Work Quotes

Rate this book
Clear rating
Work: A Story of Experience Work: A Story of Experience by Louisa May Alcott
799 ratings, 3.67 average rating, 95 reviews
Open Preview
Work Quotes Showing 1-14 of 14
“She is too fond of books, and it has turned her brain.”
Louisa May Alcott, Work: A Story of Experience
“She is too fond of books, and it has turned her brain”
Louisa May Alcott, Work: A Story of Experience
“Christie loved books; and the attic next her own was full of them. To this store she found her way by a sort of instinct as sure as that which leads a fly to a honey-pot, and, finding many novels, she read her fill. This amusement lightened many heavy hours, peopled the silent house with troops of friends, and, for a time, was the joy of her life.”
Louisa May Alcott, Work: A Story of Experience
“Christie was one of that large class of women who, moderately endowed with talents, earnest and true-hearted, are driven by necessity, temperament, or principle out into the world to find support, happiness, and homes for themselves. Many turn back discouraged; more accept shadow for substance, and discover their mistake too late; the weakest lose their purpose and themselves; but the strongest struggle on, and, after danger and defeat, earn at last the best success this world can give us, the possession of a brave and cheerful spirit, rich in self-knowledge, self-control, self-help. This was the real desire of Christie's heart; this was to be her lesson and reward, and to this happy end she was slowly yet surely brought by the long discipline of life and labor.”
Louisa May Alcott, Work: A Story of Experience
“Beautiful souls often get put into plain bodies, but they cannot be hidden, and have a power all their own, the greater for the unconsciousness or the humility which gives it grace.”
Louisa May Alcott, Work: A Story of Experience
“Her father's old books were all she could command, and these she wore out with much reading. Inheriting his refined tastes, she found nothing to attract her in the society of the commonplace and often coarse people about her.
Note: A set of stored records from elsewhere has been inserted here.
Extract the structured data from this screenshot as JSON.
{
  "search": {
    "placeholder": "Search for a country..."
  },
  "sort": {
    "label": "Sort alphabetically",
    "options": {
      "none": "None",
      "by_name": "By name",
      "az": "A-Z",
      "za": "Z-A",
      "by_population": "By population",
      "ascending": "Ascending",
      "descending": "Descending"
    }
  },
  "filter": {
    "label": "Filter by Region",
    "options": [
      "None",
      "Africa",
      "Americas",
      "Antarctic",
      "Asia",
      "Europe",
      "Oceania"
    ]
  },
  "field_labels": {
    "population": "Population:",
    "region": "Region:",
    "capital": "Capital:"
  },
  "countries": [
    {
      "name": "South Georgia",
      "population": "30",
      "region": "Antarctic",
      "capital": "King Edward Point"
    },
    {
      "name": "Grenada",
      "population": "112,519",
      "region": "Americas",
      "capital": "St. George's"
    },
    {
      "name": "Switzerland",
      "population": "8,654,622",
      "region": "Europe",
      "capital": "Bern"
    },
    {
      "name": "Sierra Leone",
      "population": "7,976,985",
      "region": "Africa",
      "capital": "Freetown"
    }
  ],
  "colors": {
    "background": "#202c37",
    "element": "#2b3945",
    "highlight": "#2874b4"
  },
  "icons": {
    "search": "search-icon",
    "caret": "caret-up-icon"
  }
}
She tried to like the buxom girls whose one ambition was to "get married," and whose only subjects of conversation were "smart bonnets" and "nice dresses." She tried to believe that the admiration and regard of the bluff young farmers was worth striving for; but when one well-to-do neighbor laid his acres at her feet, she found it impossible to accept for her life's companion a man whose soul was wrapped up in prize cattle and big turnips.”
Louisa May Alcott, Work: A Story of Experience
“Yes! a gay life and a short one, then out with the lights and down with the curtain!”
Louisa May Alcott, Work: A Story of Experience
“their best; get them out into the air; and cure their ills by the magnetism of more active,”
Louisa May Alcott, Work: A Story of Experience
“he came for her sake alone.”
Louisa May Alcott, Work: A Story of Experience
“O Christie! never think it's time to die till you are called; for the Lord leaves us till we have done our work, and never sends more sin and sorrow than we can bear and be the better for, if we hold fast by Him.”
Louisa May Alcott, Work: A Story of Experience
“She laughed at herself for this fancy at first; but not possessing the sweet unconsciousness of those heroines who can live through three volumes with a burning passion before their eyes, and never see it till the proper moment comes,”
Louisa May Alcott, Work: A Story of Experience
“Many men can be what the world calls great: very few men are what God calls good.”
Louisa May Alcott, Work: A Story of Experience
“supper, so”
Louisa May Alcott, Work: A Story of Experience
“No Paris either, and that's the worst of it all!”
Louisa May Alcott, Work: A Story of Experience